Try it: Would you please repeat all of the data exactly, omitting the pictures?

[Stored records]
===============

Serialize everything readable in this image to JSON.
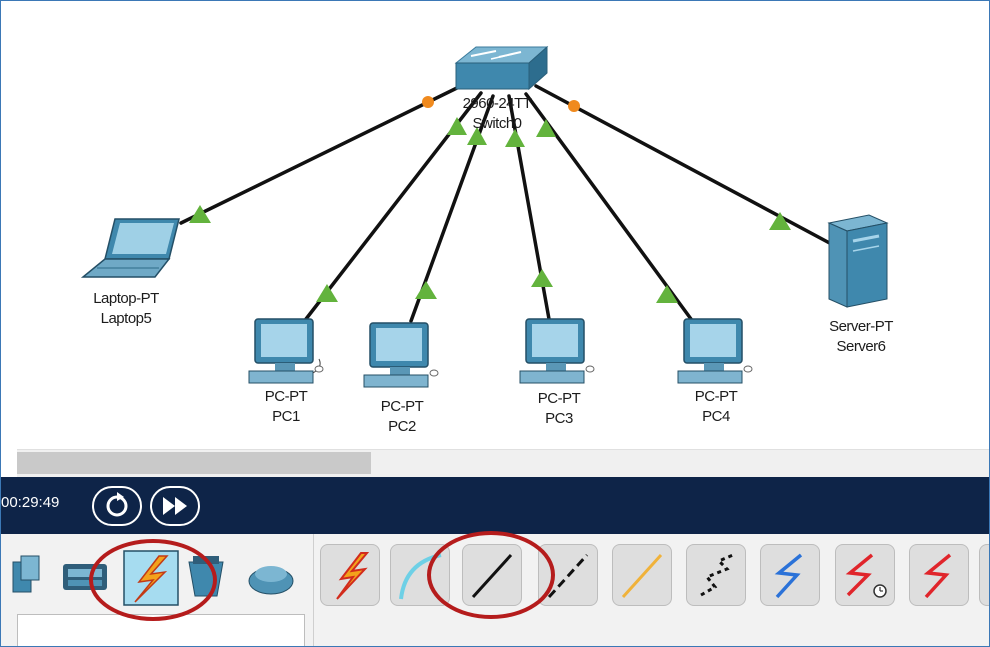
{
  "topology": {
    "switch": {
      "model": "2960-24TT",
      "name": "Switch0"
    },
    "devices": [
      {
        "model": "Laptop-PT",
        "name": "Laptop5"
      },
      {
        "model": "PC-PT",
        "name": "PC1"
      },
      {
        "model": "PC-PT",
        "name": "PC2"
      },
      {
        "model": "PC-PT",
        "name": "PC3"
      },
      {
        "model": "PC-PT",
        "name": "PC4"
      },
      {
        "model": "Server-PT",
        "name": "Server6"
      }
    ],
    "link_colors": {
      "up": "#63b33d",
      "pending": "#f08a1e",
      "cable": "#111111"
    }
  },
  "timebar": {
    "clock": "00:29:49",
    "buttons": [
      "reset-time",
      "fast-forward-time"
    ]
  },
  "device_categories": [
    "end-devices",
    "components",
    "connections",
    "miscellaneous",
    "multiuser"
  ],
  "connection_types": [
    "automatic",
    "console",
    "copper-straight-through",
    "copper-cross-over",
    "fiber",
    "phone",
    "coaxial",
    "serial-dce",
    "serial-dte"
  ],
  "highlight_color": "#b51c1c"
}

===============

Finished exercise:
Serialize everything readable in this image to JSON.
{
  "topology": {
    "switch": {
      "model": "2960-24TT",
      "name": "Switch0"
    },
    "devices": [
      {
        "model": "Laptop-PT",
        "name": "Laptop5"
      },
      {
        "model": "PC-PT",
        "name": "PC1"
      },
      {
        "model": "PC-PT",
        "name": "PC2"
      },
      {
        "model": "PC-PT",
        "name": "PC3"
      },
      {
        "model": "PC-PT",
        "name": "PC4"
      },
      {
        "model": "Server-PT",
        "name": "Server6"
      }
    ],
    "link_colors": {
      "up": "#63b33d",
      "pending": "#f08a1e",
      "cable": "#111111"
    }
  },
  "timebar": {
    "clock": "00:29:49",
    "buttons": [
      "reset-time",
      "fast-forward-time"
    ]
  },
  "device_categories": [
    "end-devices",
    "components",
    "connections",
    "miscellaneous",
    "multiuser"
  ],
  "connection_types": [
    "automatic",
    "console",
    "copper-straight-through",
    "copper-cross-over",
    "fiber",
    "phone",
    "coaxial",
    "serial-dce",
    "serial-dte"
  ],
  "highlight_color": "#b51c1c"
}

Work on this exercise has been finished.